Check the newpapers. The Post-Standard lists sales on Sunday for the different areas. Again, if you have enough time, keep that section for a few weeks to get a sense of what is happening. It's not 100% accurate - this week a condo in Marcellus was included under Skaneateles, for example. But it does show trends.

Look around the neighborhood. What has sold recently or what is still sitting, not selling. Think about it dispassionately - would you live here if you had the choice again? Look at things differently than you do every day. Is the new sewage treatment plant moving in a block away? You've always given that old guy with the 27 cats a pass, but would you if you were thinking about buying on this street? When you moved in Miss Lavender kept her roses pruned, but since she left this world the gardens have been paved over. How does this impact your sale?
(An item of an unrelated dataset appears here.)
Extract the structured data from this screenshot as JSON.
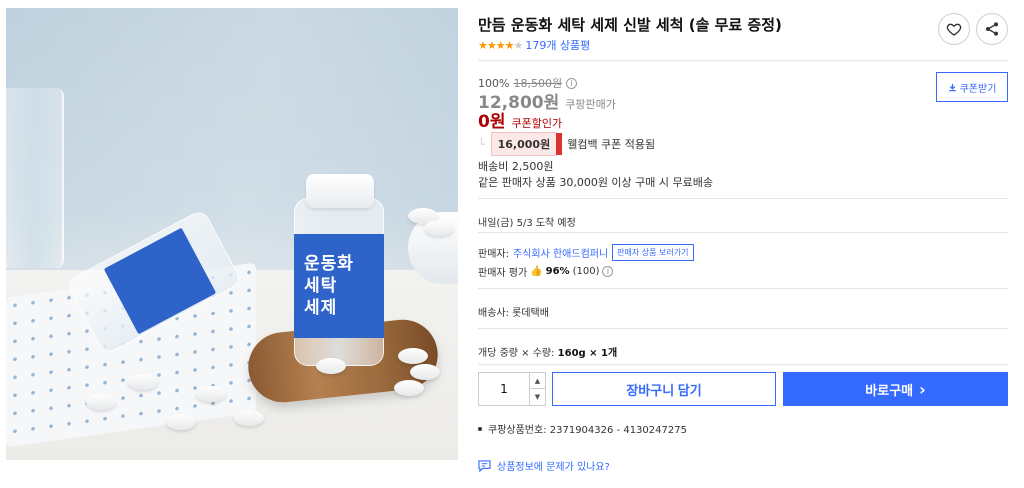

Get on the internet. There's a world of information out there, from www.ongov.net which gives you property information to www.Realtor.com or www.REMAX.com. And don't forget the blogs!

So now you've decided to go ahead. You want to sell your house because 5 bedrooms and 3 full baths is too much to keep up. You know that other homes are not moving as quickly as you want them to, but you've seen how they were readied for the open house and you know you can do better. You kind of liked that condo you saw listed in the paper, but there are 10 more just like it. Good job! You've done a great deal of homework!

Friday, January 2, 2009

How to Sell a House - Introduction

That title sounds pretentious, doesn't it? I have to admit that I don't have the magic wand that makes all houses sell, but I have worked well and successfully in the business for a number of years and I know what seems to work most of the time. Some of it I've already laid out, but starting in the new year - Happy New Year, by the way! - I plan to be more organized. Part of that is a series on selling and buying homes. I'll still write the Skaneateles Real Estate Weekly Update, usually on Tuesday, and an occasional House of the Week, but I resolved to write more blogs. This is one way to accomplish that goal. Not to mention, I hope, helping prospective sellers and buyers.

One word of caution: these are my opinions, and often they will go against the grain of the norm. They are not RE/MAX's words of wisdom or the Skaneateles Office's way of doing business, they are solely mine. They are also no guarantee of sales - not at all! The opinions are honed from my experience and the way I like to do business. Period.

I came to real estate as a second career after education. I would have preferred to be a writer with a ton of popular books like Stephen King or John Grisham or Dick Francis with an occasional Great American Novel thrown in. This was not to be - Life took me elsewhere. But in going elsewhere I gained perspective and some skills.

I also gained the desire to work in this marvelous entrepreneurial career. I came at it hungry - for money, for reputation, for independence. I switched from Gallinger to RE/MAX three years ago today to give me more of those things I wanted. I also received the joy of meeting people, something I hadn't expected.

As we enter the new year I have several new listings coming on the market, which is why I chose to start with selling a house rather than buying. It's also a good time for potential sellers to work on their homes, make critical decisions, see their way through the year. When you sell a house you want to do it quickly so your entire year isn't given over to the sale and the upheaval. Now is a good time to start the process.

Please follow along with me wherever this goes. I've planned out some, but not all. This was meant to be Part One and it evolved into the Introduction instead. Feel free to comment on what you like, what you don't like, and share your own ideas.